For a more substantial meal, consider pairing the fried turbot with a side of crispy, golden-brown French fries or roasted potatoes. The contrast in textures will add a delightful dimension to the dish. For a healthier option, you can serve the turbot alongside a vibrant mixed green salad tossed in a light vinaigrette. The refreshing greens will provide a perfect balance to the richness of the fried fish. In addition, steamed vegetables such as asparagus, green beans, or broccoli can also make a colorful and nutritious accompaniment to the turbot.
To elevate the presentation and overall dining experience, consider garnishing the plate with fresh herbs, such as parsley or dill, to add a pop of color and a fragrant aroma. These finishing touches will not only enhance the visual appeal of the dish but also introduce additional layers of flavor to the meal.
Troubleshooting Common Frying Issues
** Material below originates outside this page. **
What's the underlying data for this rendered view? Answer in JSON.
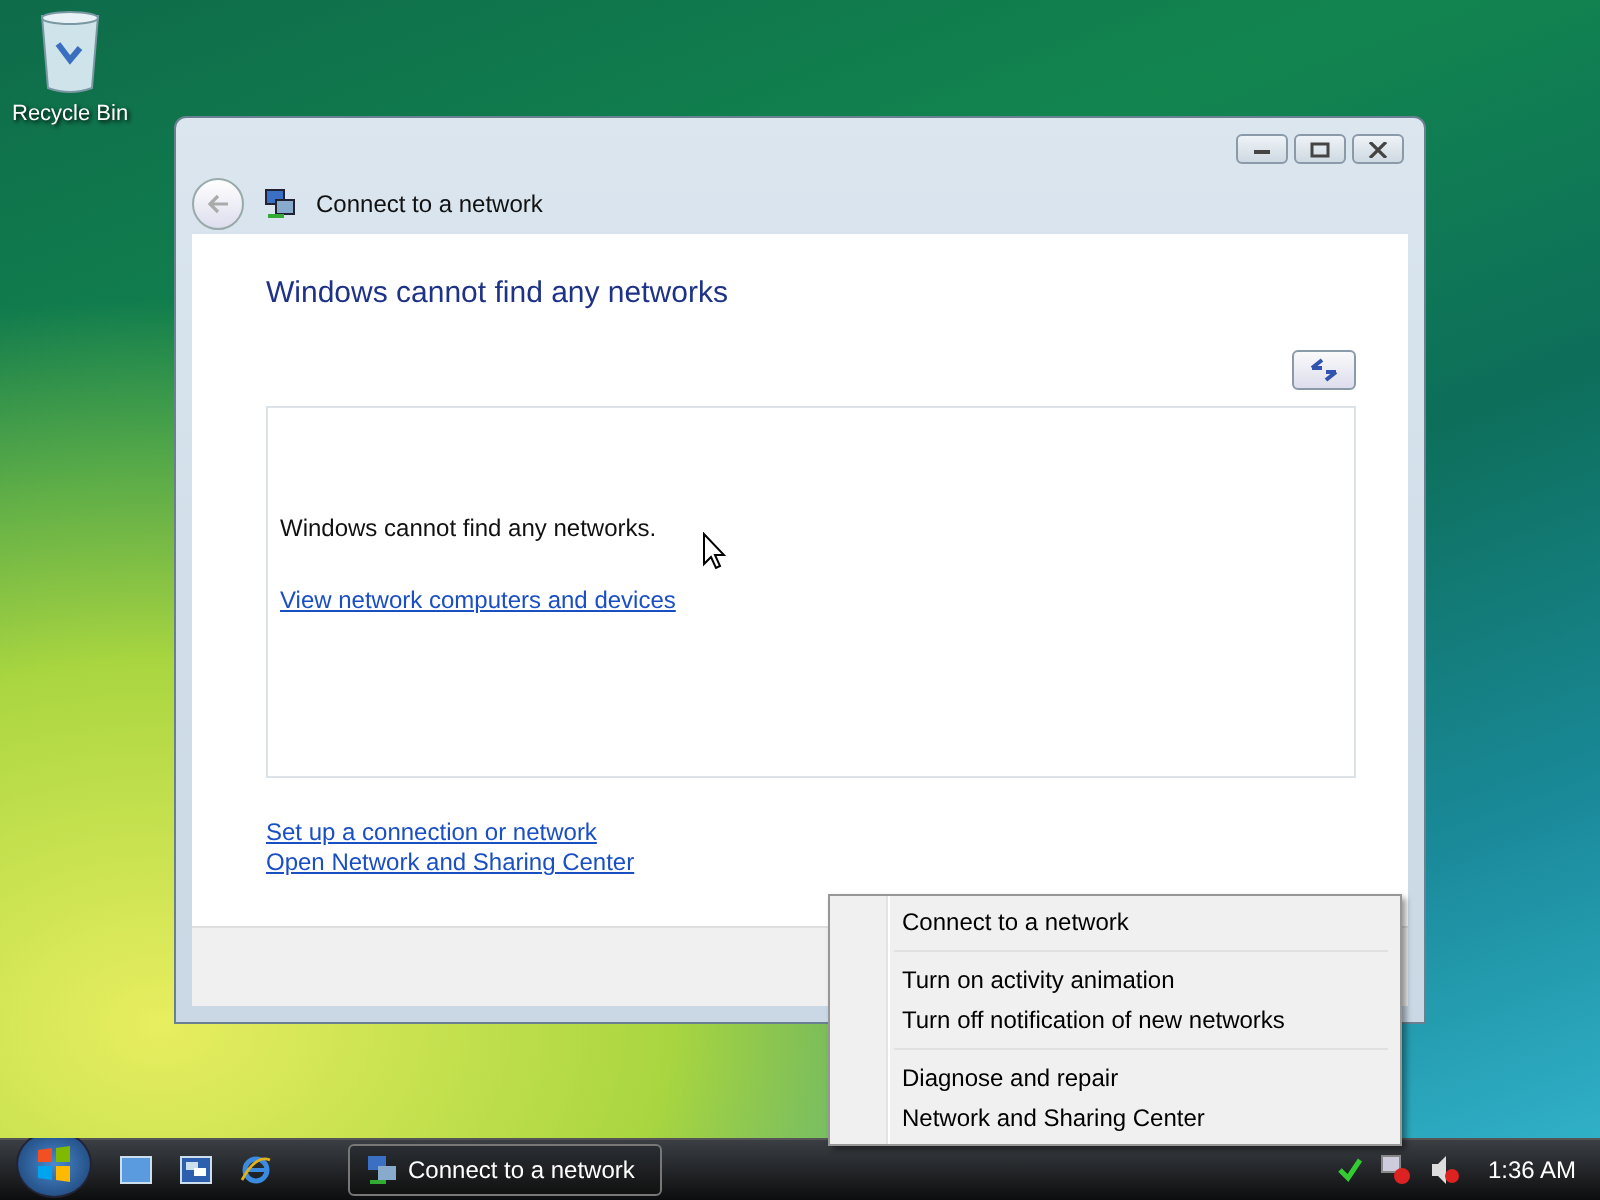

In the world of frying, there can be a few common issues that arise, but with the right knowledge and techniques, these can easily be overcome. One common issue when frying turbot is the fish sticking to the pan. To prevent this, make sure the fish is patted dry before dredging it in flour, and the pan is well-heated with enough oil before adding the fish. If the fish still sticks, gently slide a spatula underneath to release it.
Another common problem is overcooking the turbot, resulting in dry and tough meat. To avoid this, keep a close eye on the fish while frying and use a meat thermometer to ensure it reaches an internal temperature of 145°F (63°C). Additionally, avoid overcrowding the pan, as this can lower the oil temperature and lead to uneven cooking. By addressing these common frying issues, you can ensure that your turbot turns out perfectly crispy on the outside and tender on the inside.
In mastering the art of frying a delicious turbot, one can elevate their culinary skills and impress guests with a flavorful and elegant dish. By following the simple yet meticulous steps outlined in this guide, anyone can achieve a perfectly fried turbot that delights the senses. With the right techniques and attention to detail, this culinary masterpiece can become a staple in anyone’s repertoire, providing a delectable dining experience that won’t soon be forgotten. Whether it’s for a special occasion or a casual meal at home, mastering the art of frying a delicious turbot is sure to bring satisfaction and joy to both the cook and the lucky diners enjoying the dish.